NE Quaternary Association (NEQUA)

The disappearance of the moss Sphagnum imbricatum from Butterburn Flow, Border Mires Special Area of Conservation

Butterburn Flow

Butterburn Flow

This work tackled a long-standing question about the recent evolution of peatland vegetation assemblages in northern England. A number of previous workers had identified that the moss species Sphagnum imbricatum had disappeared abruptly from many different European bogs some time between AD 1030 and AD 1730. The disappearance was dramatic: previously this moss had dominated many peatlands, and had resisted large variations in climate and environmental change. Why then did it disappear so quickly at so many sites?

This work involved an analysis of peat cores taken from Butterburn Flow, in the Border Mires Special Area of Conservation. Alongside traditional methods of analysis (preserved remains of Sphagnum and sedges; assemblages of water-depth sensitive testate amobae; pollen analysis of regional vegetation) we employed a new suite of chemical methods (biomarkers) to identify changes in vegetation assemblage, peatland water depth, and potential records of changing nutrient inputs. Our data suggest that changing nutrient inputs due to agricultural activity and a rapidly rising water table on the bog combined to drive the disappearance of Sphagnum imbricatum at this site.

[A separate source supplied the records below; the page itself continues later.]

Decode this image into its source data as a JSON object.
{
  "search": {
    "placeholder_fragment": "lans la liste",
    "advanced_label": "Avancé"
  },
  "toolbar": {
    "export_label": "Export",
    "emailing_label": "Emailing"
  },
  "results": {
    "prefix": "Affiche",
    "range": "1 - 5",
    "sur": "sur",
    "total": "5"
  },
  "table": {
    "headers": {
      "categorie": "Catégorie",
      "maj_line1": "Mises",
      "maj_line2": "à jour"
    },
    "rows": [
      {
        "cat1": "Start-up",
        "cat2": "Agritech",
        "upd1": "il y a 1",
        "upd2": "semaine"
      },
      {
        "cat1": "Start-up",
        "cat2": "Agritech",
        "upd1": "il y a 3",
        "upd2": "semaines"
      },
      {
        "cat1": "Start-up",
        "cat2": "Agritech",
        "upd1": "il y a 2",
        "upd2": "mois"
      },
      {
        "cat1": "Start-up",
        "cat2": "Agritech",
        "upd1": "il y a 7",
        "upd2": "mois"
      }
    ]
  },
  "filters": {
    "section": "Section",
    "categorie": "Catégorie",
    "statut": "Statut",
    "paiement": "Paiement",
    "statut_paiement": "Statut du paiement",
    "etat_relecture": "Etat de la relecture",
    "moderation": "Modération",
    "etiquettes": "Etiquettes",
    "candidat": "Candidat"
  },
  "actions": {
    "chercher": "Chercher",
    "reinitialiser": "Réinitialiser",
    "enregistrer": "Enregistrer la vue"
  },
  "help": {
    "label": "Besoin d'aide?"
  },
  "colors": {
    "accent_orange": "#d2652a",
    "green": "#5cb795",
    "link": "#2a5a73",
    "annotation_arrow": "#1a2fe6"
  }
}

McClymont, E.L., Mauquoy, D., Yeloff, D., Broekens, P., van Geel, B., Charman, D.J., Pancost, R.D., Chambers, F.P., Evershed, R.P. (2008) The disappearance of Sphagnum imbricatum from Butterburn Flow, The Holocene, 18, 991-1002.

McClymont, E.L., Bingham, E.M., Nott, C.J., Chambers, F.M., Pancost, R.D. and Evershed, R.P. (2011) Pyrolysis GC/MS as a rapid screening tool for determination of peat-forming plant composition in cores from ombrotrophic peats, Organic Geochemistry, 42, 1420-1435, 10.1016/j.orggeochem.2011.07.004.